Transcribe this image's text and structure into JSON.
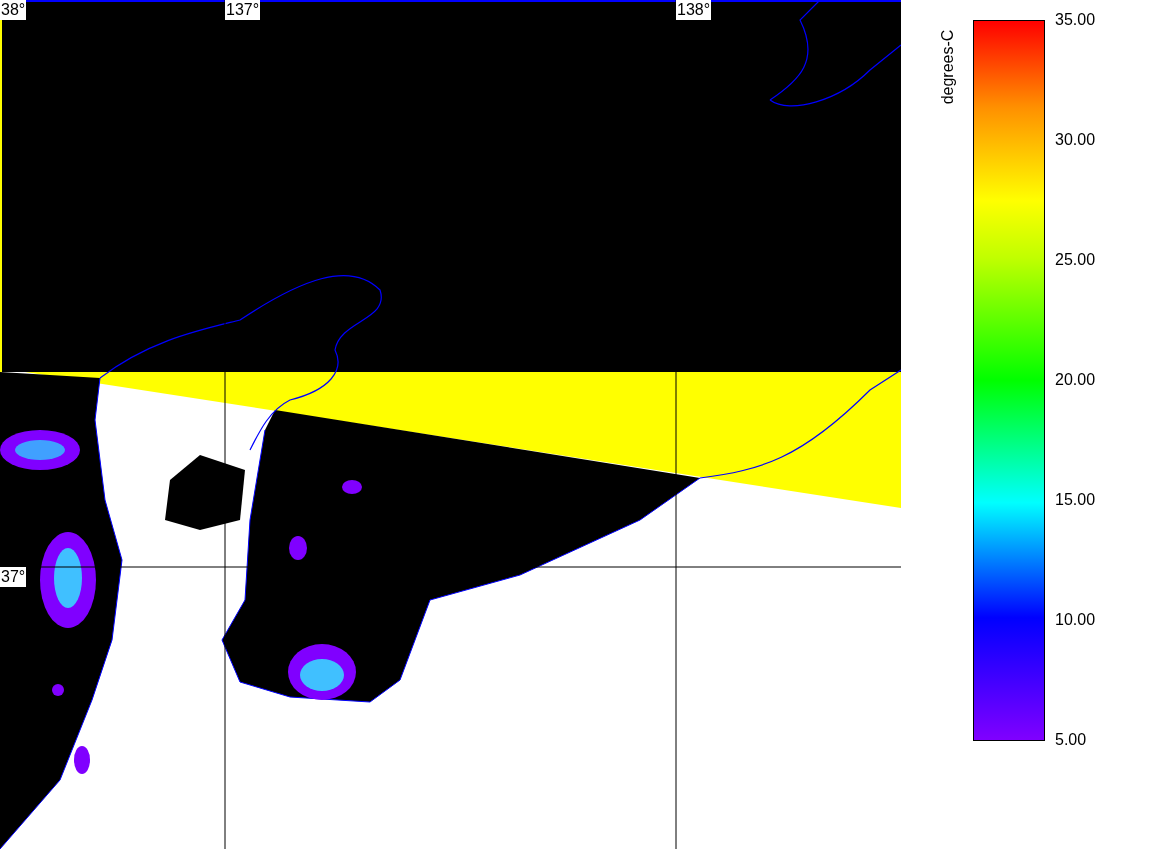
{
  "map": {
    "lat_labels": [
      "38°",
      "37°"
    ],
    "lon_labels": [
      "137°",
      "138°"
    ]
  },
  "colorbar": {
    "label": "degrees-C",
    "ticks": [
      "35.00",
      "30.00",
      "25.00",
      "20.00",
      "15.00",
      "10.00",
      "5.00"
    ]
  }
}
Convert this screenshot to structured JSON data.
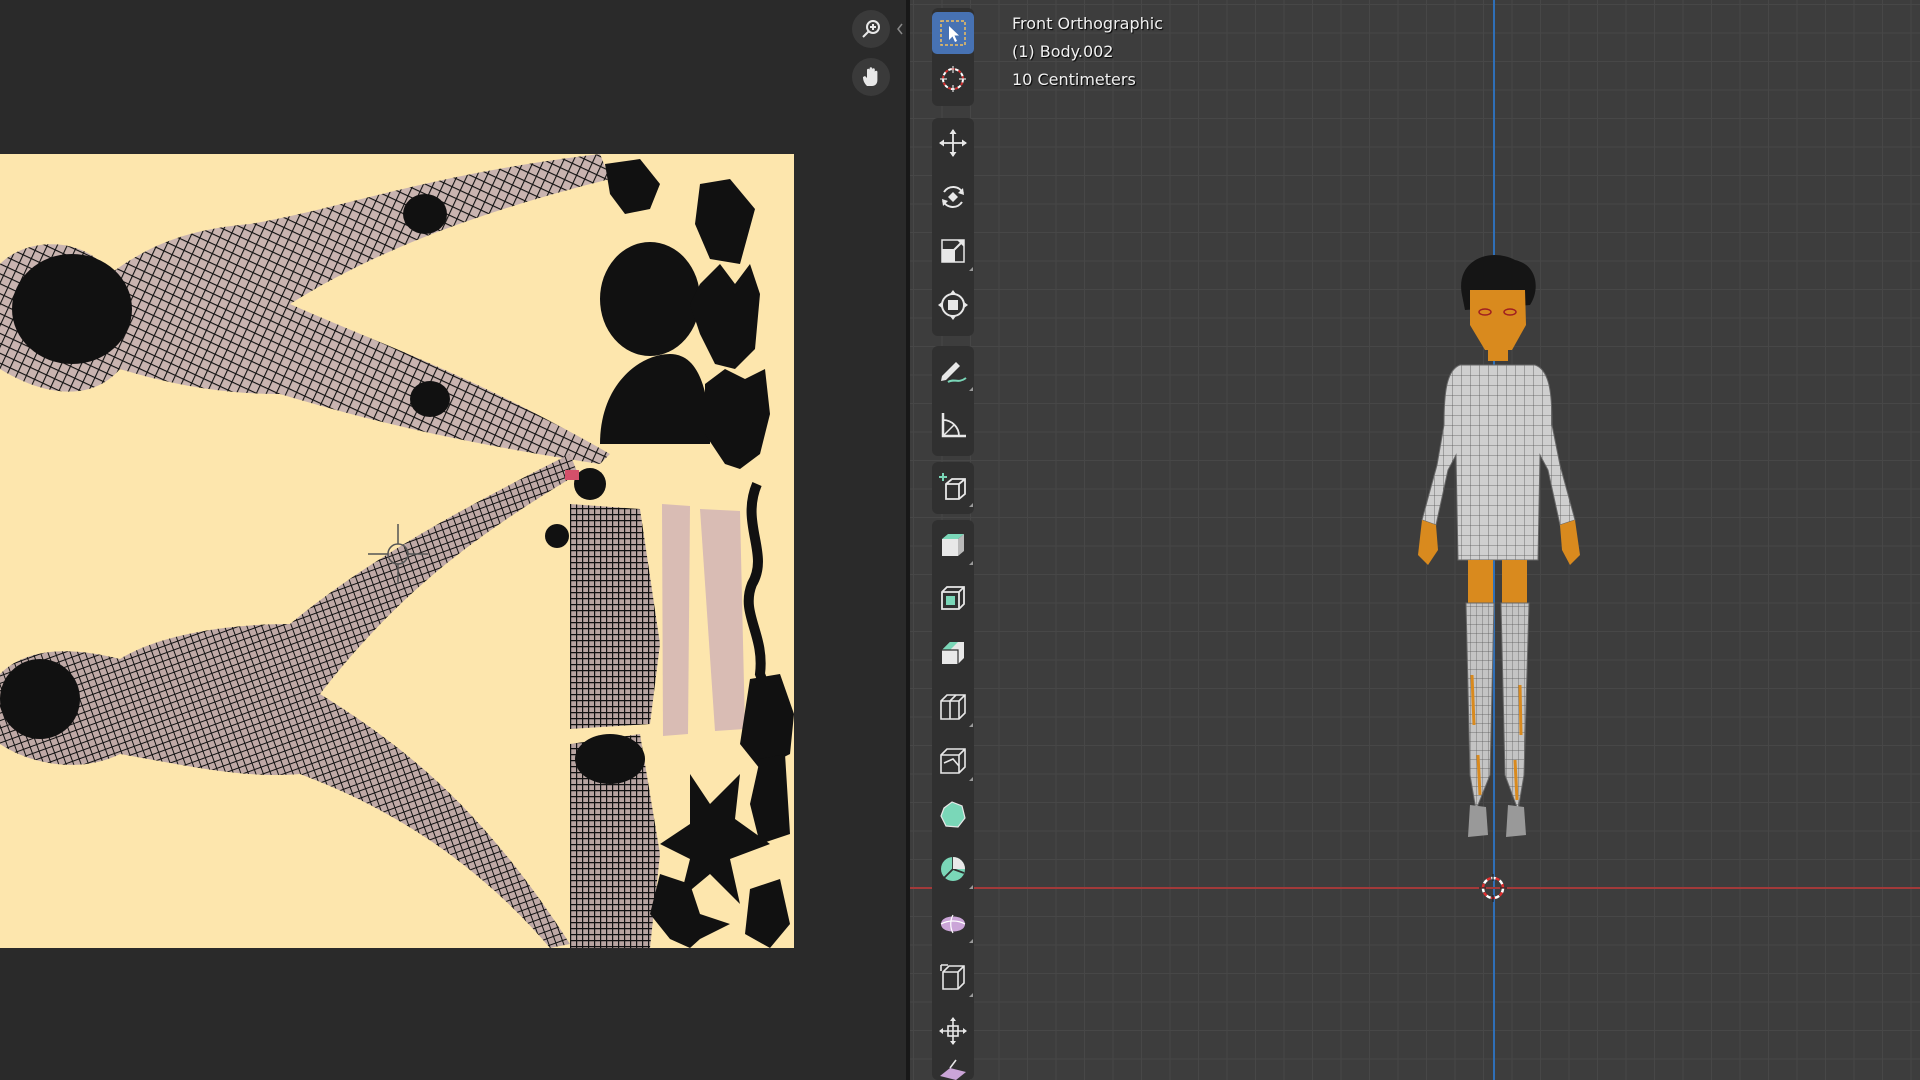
{
  "viewport": {
    "view_name": "Front Orthographic",
    "object_name": "(1) Body.002",
    "grid_scale": "10 Centimeters"
  },
  "uv_editor": {
    "nav_icons": [
      "zoom-icon",
      "hand-pan-icon"
    ]
  },
  "toolbar": {
    "tools": [
      {
        "name": "select-box",
        "icon": "select-box-icon",
        "active": true
      },
      {
        "name": "cursor",
        "icon": "cursor-3d-icon"
      },
      {
        "name": "move",
        "icon": "move-icon"
      },
      {
        "name": "rotate",
        "icon": "rotate-icon"
      },
      {
        "name": "scale",
        "icon": "scale-icon"
      },
      {
        "name": "transform",
        "icon": "transform-icon"
      },
      {
        "name": "annotate",
        "icon": "annotate-icon"
      },
      {
        "name": "measure",
        "icon": "measure-icon"
      },
      {
        "name": "add-cube",
        "icon": "add-cube-icon"
      },
      {
        "name": "extrude-region",
        "icon": "extrude-region-icon"
      },
      {
        "name": "inset-faces",
        "icon": "inset-faces-icon"
      },
      {
        "name": "bevel",
        "icon": "bevel-icon"
      },
      {
        "name": "loop-cut",
        "icon": "loop-cut-icon"
      },
      {
        "name": "knife",
        "icon": "knife-icon"
      },
      {
        "name": "poly-build",
        "icon": "poly-build-icon"
      },
      {
        "name": "spin",
        "icon": "spin-icon"
      },
      {
        "name": "smooth",
        "icon": "smooth-icon"
      },
      {
        "name": "edge-slide",
        "icon": "edge-slide-icon"
      },
      {
        "name": "shrink-fatten",
        "icon": "shrink-fatten-icon"
      },
      {
        "name": "shear",
        "icon": "shear-icon"
      }
    ]
  },
  "colors": {
    "accent": "#4772b3",
    "uv_background": "#fde6ad",
    "z_axis": "#2f6fb7",
    "x_axis": "#a23a3a"
  }
}
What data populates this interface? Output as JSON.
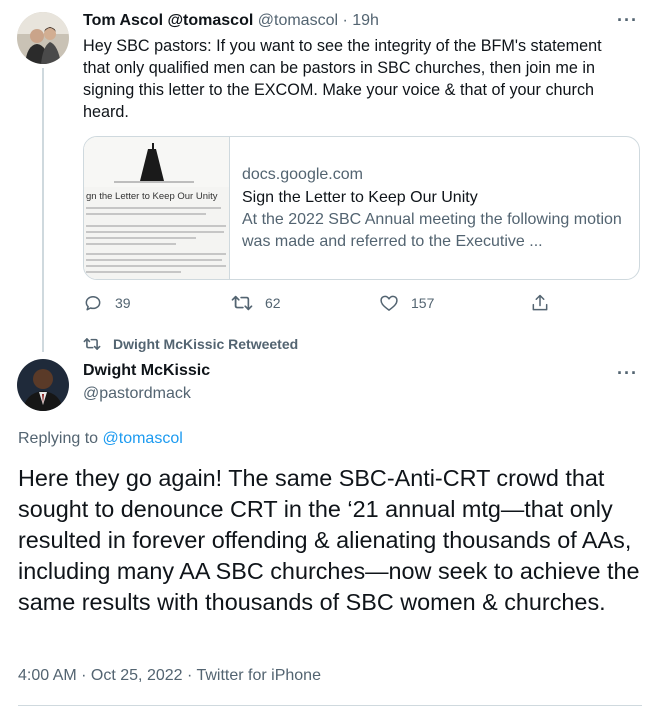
{
  "tweet1": {
    "display_name": "Tom Ascol @tomascol",
    "handle": "@tomascol",
    "separator": "·",
    "time": "19h",
    "text": "Hey SBC pastors: If you want to see the integrity of the BFM's statement that only qualified men can be pastors in SBC churches, then join me in signing this letter to the EXCOM. Make your voice & that of your church heard.",
    "card": {
      "thumbnail_heading": "gn the Letter to Keep Our Unity",
      "domain": "docs.google.com",
      "title": "Sign the Letter to Keep Our Unity",
      "description": "At the 2022 SBC Annual meeting the following motion was made and referred to the Executive ..."
    },
    "actions": {
      "replies": "39",
      "retweets": "62",
      "likes": "157"
    }
  },
  "retweet_label": "Dwight McKissic Retweeted",
  "tweet2": {
    "display_name": "Dwight McKissic",
    "handle": "@pastordmack",
    "replying_prefix": "Replying to",
    "replying_to": "@tomascol",
    "text": "Here they go again! The same SBC-Anti-CRT crowd that sought to denounce CRT in the ‘21 annual mtg—that only resulted in forever offending & alienating thousands of AAs, including many AA SBC churches—now seek to achieve the same results with thousands of SBC women & churches.",
    "meta": "4:00 AM · Oct 25, 2022 · Twitter for iPhone"
  },
  "icons": {
    "more": "more-icon",
    "reply": "reply-icon",
    "retweet": "retweet-icon",
    "like": "heart-icon",
    "share": "share-icon"
  },
  "colors": {
    "text": "#0f1419",
    "muted": "#536471",
    "link": "#1d9bf0",
    "border": "#cfd9de"
  }
}
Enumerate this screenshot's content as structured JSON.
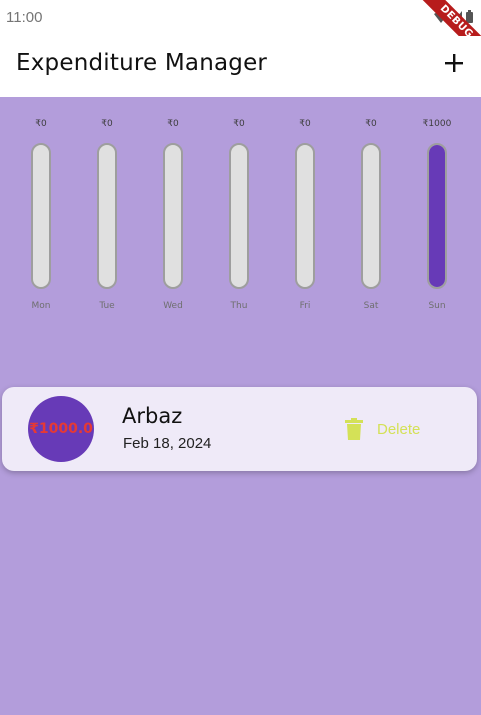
{
  "status_bar": {
    "time": "11:00",
    "debug_label": "DEBUG"
  },
  "app_bar": {
    "title": "Expenditure Manager",
    "add_icon": "plus-icon"
  },
  "chart_data": {
    "type": "bar",
    "categories": [
      "Mon",
      "Tue",
      "Wed",
      "Thu",
      "Fri",
      "Sat",
      "Sun"
    ],
    "value_labels": [
      "₹0",
      "₹0",
      "₹0",
      "₹0",
      "₹0",
      "₹0",
      "₹1000"
    ],
    "values": [
      0,
      0,
      0,
      0,
      0,
      0,
      1000
    ],
    "max": 1000,
    "colors": {
      "fill": "#673ab7",
      "track": "#e0e0e0",
      "track_border": "#9e9e9e"
    }
  },
  "transactions": [
    {
      "amount": "₹1000.0",
      "title": "Arbaz",
      "date": "Feb 18, 2024",
      "delete_label": "Delete",
      "delete_icon": "trash-icon"
    }
  ],
  "colors": {
    "background": "#b39ddb",
    "primary": "#673ab7",
    "card": "#efeaf8",
    "delete": "#d4e157",
    "amount_text": "#e53935"
  }
}
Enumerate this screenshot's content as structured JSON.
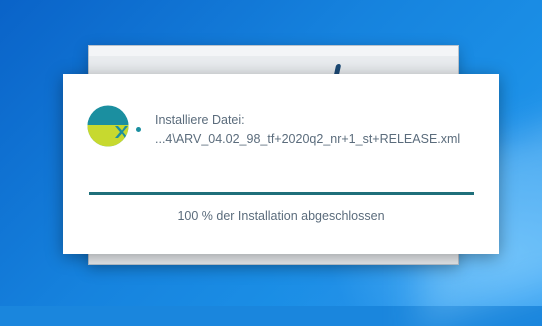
{
  "installer": {
    "caption": "Installiere Datei:",
    "file_path": "...4\\ARV_04.02_98_tf+2020q2_nr+1_st+RELEASE.xml",
    "progress_percent": 100,
    "status_text": "100 % der Installation abgeschlossen",
    "logo_icon": "installer-app-logo-icon"
  },
  "colors": {
    "desktop_accent": "#1683de",
    "logo_teal": "#1b8fa0",
    "logo_lime": "#c7d92f",
    "progress_fill": "#1f6f7a",
    "text": "#5b6c7c"
  }
}
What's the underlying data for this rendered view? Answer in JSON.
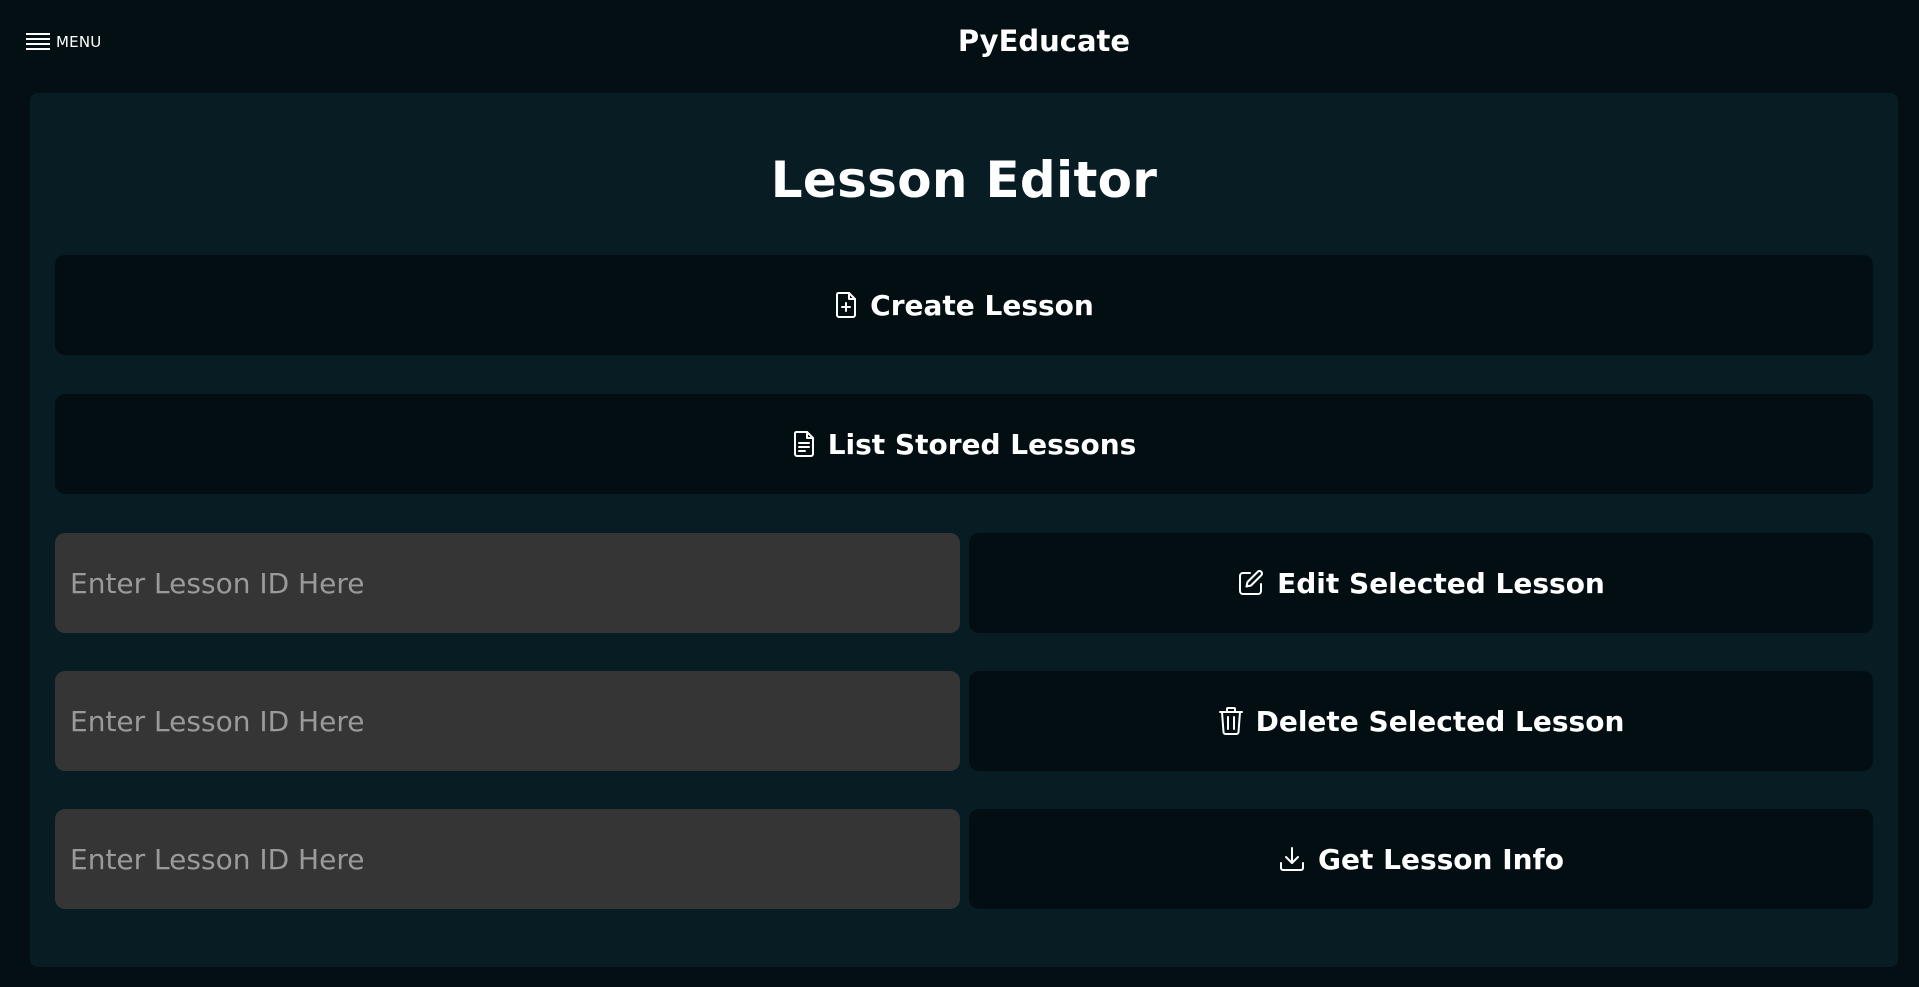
{
  "header": {
    "menu_label": "MENU",
    "app_title": "PyEducate"
  },
  "editor": {
    "title": "Lesson Editor",
    "create_label": "Create Lesson",
    "list_label": "List Stored Lessons",
    "edit_label": "Edit Selected Lesson",
    "delete_label": "Delete Selected Lesson",
    "info_label": "Get Lesson Info",
    "edit_input": {
      "value": "",
      "placeholder": "Enter Lesson ID Here"
    },
    "delete_input": {
      "value": "",
      "placeholder": "Enter Lesson ID Here"
    },
    "info_input": {
      "value": "",
      "placeholder": "Enter Lesson ID Here"
    }
  },
  "icons": {
    "menu": "hamburger-icon",
    "create": "file-plus-icon",
    "list": "file-text-icon",
    "edit": "pencil-square-icon",
    "delete": "trash-icon",
    "info": "download-icon"
  },
  "colors": {
    "page_background": "#040f14",
    "panel_background": "#081c24",
    "button_background": "#030e13",
    "input_background": "#353535",
    "placeholder_text": "#9a9a9a",
    "text": "#ffffff"
  }
}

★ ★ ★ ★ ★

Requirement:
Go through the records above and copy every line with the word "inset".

Output below:
        "name": "inset-faces",
        "icon": "inset-faces-icon"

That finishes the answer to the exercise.